- Directions -
In the data that follows, find each line containing "text" and copy it.

(Extracted data entries)
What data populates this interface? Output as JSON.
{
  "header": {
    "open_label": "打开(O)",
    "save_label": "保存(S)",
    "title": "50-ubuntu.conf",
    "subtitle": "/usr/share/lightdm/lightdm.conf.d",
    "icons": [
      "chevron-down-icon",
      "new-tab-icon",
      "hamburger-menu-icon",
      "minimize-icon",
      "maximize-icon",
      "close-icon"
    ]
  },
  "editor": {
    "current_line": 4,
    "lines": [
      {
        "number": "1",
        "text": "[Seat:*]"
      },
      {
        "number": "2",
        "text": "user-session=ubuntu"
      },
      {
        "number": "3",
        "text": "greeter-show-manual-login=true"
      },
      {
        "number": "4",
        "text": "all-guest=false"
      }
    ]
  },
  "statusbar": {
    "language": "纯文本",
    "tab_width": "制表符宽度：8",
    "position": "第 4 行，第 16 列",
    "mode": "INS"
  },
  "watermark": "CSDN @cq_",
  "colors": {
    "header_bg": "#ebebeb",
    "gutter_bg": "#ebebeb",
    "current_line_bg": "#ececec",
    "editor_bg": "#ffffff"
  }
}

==

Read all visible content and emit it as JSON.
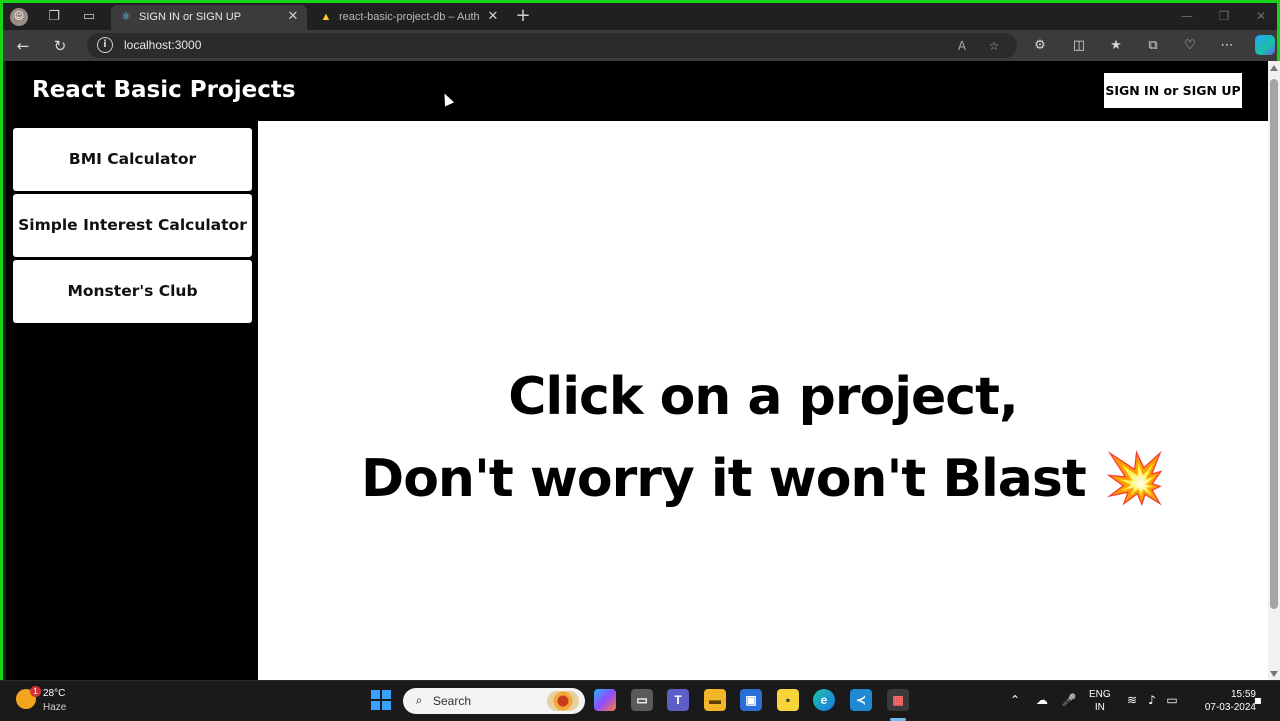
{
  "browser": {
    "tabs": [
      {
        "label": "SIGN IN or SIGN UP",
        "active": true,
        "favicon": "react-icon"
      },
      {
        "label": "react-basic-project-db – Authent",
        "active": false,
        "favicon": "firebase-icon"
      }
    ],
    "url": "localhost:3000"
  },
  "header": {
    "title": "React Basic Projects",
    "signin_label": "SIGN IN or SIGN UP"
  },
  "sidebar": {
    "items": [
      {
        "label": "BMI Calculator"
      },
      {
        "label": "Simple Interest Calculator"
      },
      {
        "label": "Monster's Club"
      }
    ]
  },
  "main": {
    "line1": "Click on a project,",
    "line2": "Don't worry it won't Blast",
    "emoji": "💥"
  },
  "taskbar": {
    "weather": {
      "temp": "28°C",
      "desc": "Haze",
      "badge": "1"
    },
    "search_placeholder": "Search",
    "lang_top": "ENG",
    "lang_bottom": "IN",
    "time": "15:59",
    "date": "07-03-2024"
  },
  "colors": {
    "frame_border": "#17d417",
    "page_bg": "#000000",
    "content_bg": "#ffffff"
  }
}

- Task response -
        "text": "[Seat:*]"
        "text": "user-session=ubuntu"
        "text": "greeter-show-manual-login=true"
        "text": "all-guest=false"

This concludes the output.